China has banned online loans to college students following a three-year boom in campus lending, which has been accompanied by outrage over exorbitant rates, violent debt collection practices, porn for payment, and various financial scams.
Financial institutions not registered or authorized by regulators are now banned from offering loans on campus, said a recent notice by China’s Banking Regulatory Commission, the Ministry of Education, and the Ministry of Human Resources and Social Security.
The notice said existing online lenders must withdraw from the market. Those who refuse will be shut down. Institutions suspected of malicious fraud, violence, and spreading obscenities will be subject to prosecution.
Campus loans have been a brewing problem in schools across China. Some students who fall into this financial trap have been reported to have committed suicide, ran away from their homes, or settled their debts with sexual favors.
Shady Internet lenders in China are coercing female college students to provide nude photos of themselves as collateral, in exchange for higher loan amounts. The pictures will be published online, or to their families if the loans are not repaid on time, often at usurious interest rates.
Sometimes, lenders also propose a "fleshy payback,", for which these students will repay their loan with sexual activities.
Last December, at least ten gigabytes of naked pictures and videos for "naked loans" have been leaked by Jiedaibao, a Chinese online peer-to-peer lending platform.
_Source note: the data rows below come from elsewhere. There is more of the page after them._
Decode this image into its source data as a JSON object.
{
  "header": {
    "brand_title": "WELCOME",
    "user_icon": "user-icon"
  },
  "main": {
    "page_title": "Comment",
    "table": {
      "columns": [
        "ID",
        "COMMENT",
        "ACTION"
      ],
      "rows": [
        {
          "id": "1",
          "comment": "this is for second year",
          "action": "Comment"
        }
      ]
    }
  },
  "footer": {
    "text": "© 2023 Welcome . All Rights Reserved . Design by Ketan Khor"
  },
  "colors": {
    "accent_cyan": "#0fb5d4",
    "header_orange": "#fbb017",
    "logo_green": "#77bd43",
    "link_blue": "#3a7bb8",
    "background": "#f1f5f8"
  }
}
At least 167 females are involved in the case, between the age of 17-23, many of them are attending colleges.
Jiedaibao leaked naked pictures of females who fail to repay their debt in December, 2016/VCG Photo
Online lenders set traps often by releasing the daily interest rate for loans.
Average daily interest rates range from 0.1 percent to 0.2 percent, which means monthly rates can reach three to six percent. This translates to an annual interest rate of 70 to 140 percent.
Last year a young woman at a college in Hefei, Anhui Province, borrowed 2,000 yuan (290 US dollars) in her first year, but her debt spiraled to 500,000 yuan (73,000 US dollars). She faced an interest rate of 30 percent a week.
Chinese banks resume campus consumer lending
China Construction Bank, and Bank of China in May initiated new consumer loans tailored for university students, 18 years after Chinese banks stopped issuing credit cards and standard consumer loans to students.
The annual interest rates of the two banks are 5.6 percent and 5 percent respectively.
The state-owned banks are expected to cleanse the campus loan market, which has been controlled by private loan sharks, according to analysts.